Website and app data records
★ ★ ★ ★

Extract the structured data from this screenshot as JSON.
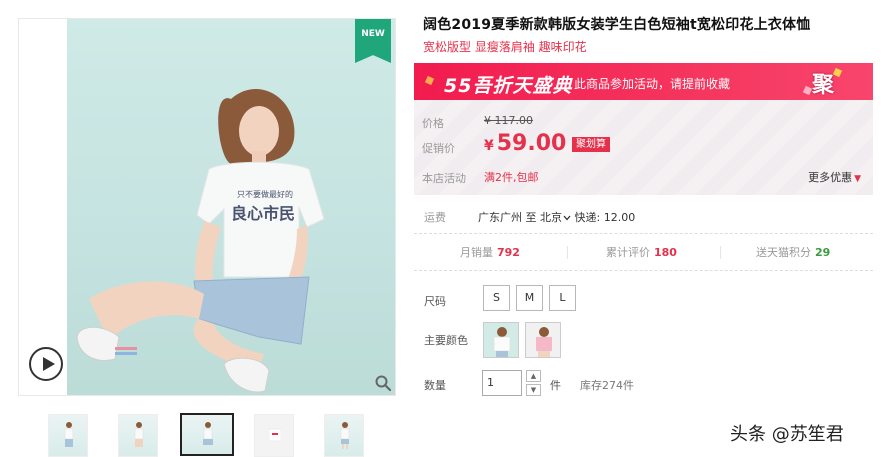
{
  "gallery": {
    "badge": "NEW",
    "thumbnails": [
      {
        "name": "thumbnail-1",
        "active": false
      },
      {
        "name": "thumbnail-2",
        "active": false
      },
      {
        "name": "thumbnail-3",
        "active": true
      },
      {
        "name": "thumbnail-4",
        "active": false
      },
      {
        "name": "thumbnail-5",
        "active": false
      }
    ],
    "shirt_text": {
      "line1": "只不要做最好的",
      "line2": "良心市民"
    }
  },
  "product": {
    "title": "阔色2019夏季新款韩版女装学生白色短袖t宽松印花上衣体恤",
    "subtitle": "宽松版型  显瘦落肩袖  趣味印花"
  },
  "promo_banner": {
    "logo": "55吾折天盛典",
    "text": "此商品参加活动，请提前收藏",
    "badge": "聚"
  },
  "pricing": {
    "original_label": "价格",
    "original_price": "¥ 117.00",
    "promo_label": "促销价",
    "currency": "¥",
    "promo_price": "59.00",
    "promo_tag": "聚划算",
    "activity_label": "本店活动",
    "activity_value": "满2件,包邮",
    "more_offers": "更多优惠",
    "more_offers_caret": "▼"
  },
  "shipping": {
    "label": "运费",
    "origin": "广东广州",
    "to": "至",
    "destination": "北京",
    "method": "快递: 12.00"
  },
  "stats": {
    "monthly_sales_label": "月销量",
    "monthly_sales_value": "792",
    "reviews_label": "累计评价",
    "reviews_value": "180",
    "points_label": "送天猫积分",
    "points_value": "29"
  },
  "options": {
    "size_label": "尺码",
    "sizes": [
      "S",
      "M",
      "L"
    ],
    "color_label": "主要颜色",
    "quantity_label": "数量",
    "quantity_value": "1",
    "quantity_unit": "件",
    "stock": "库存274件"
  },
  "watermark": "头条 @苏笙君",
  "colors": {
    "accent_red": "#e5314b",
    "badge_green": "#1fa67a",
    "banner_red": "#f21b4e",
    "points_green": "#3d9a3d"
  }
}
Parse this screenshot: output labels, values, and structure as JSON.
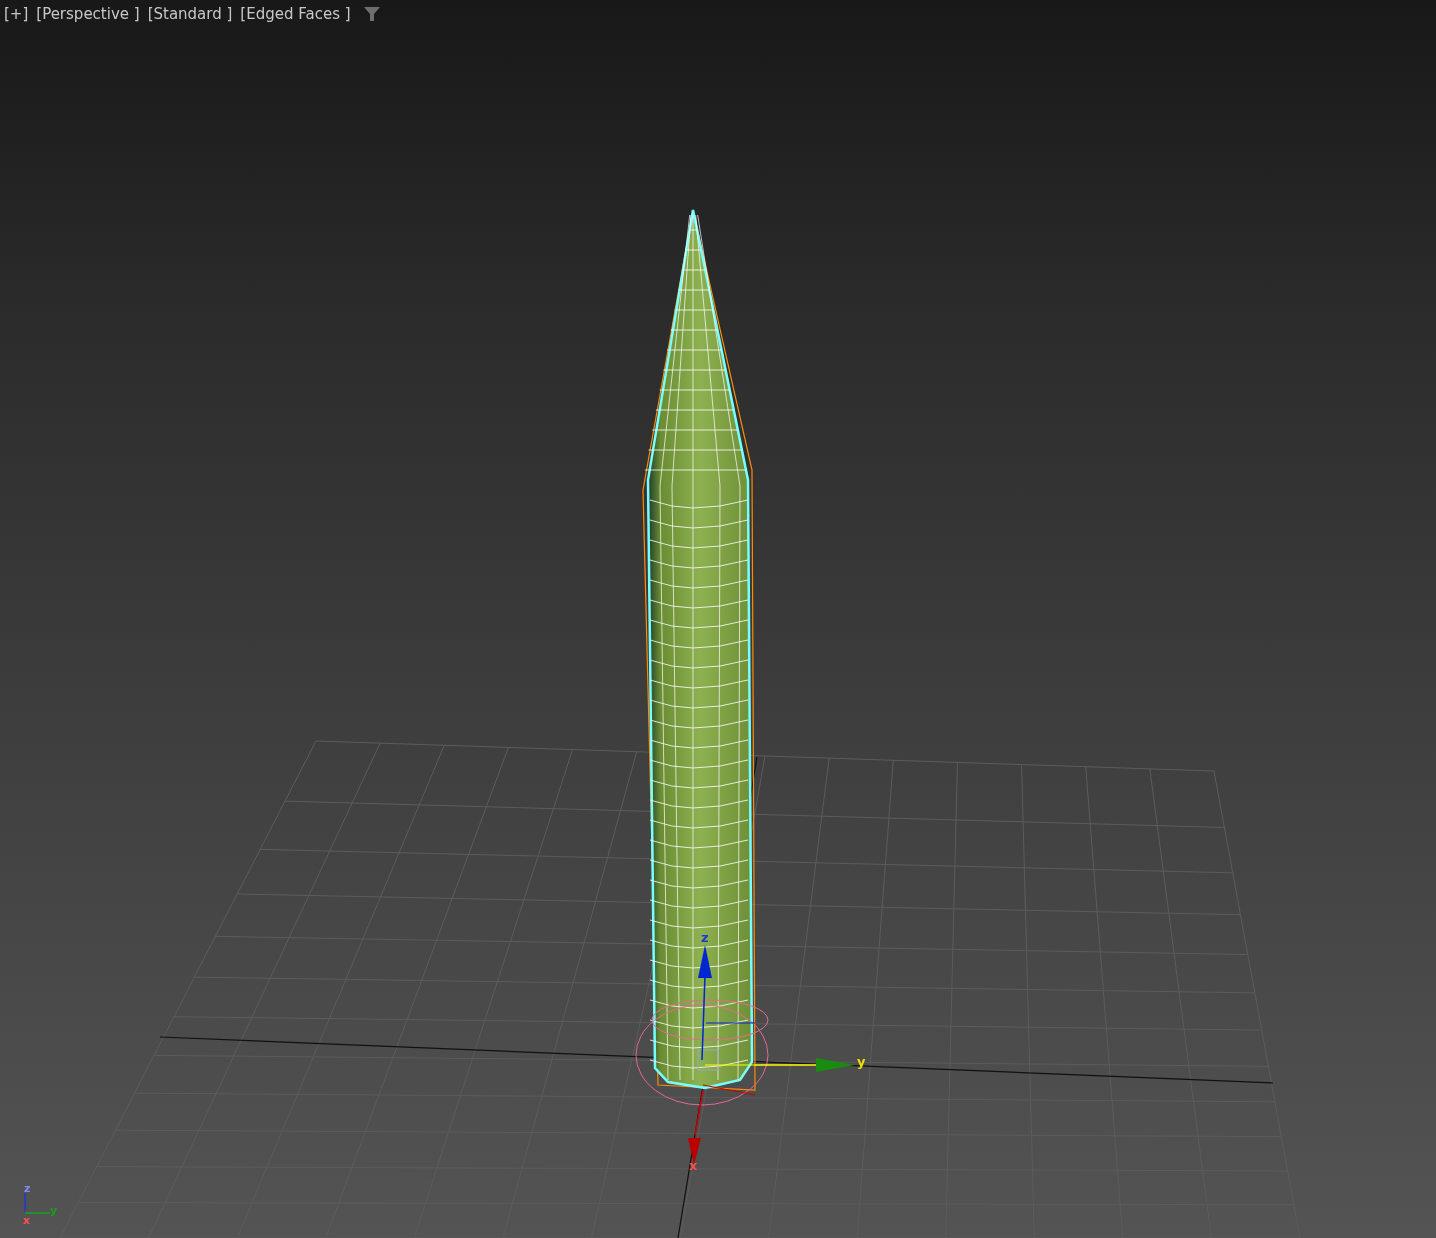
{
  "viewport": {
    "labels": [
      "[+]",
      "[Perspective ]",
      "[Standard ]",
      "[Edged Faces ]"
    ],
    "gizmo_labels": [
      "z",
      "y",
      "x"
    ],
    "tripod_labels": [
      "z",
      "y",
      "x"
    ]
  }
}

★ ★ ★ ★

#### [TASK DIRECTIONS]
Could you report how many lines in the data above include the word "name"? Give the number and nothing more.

#### [SOLUTION TO THIS PROBLEM]
5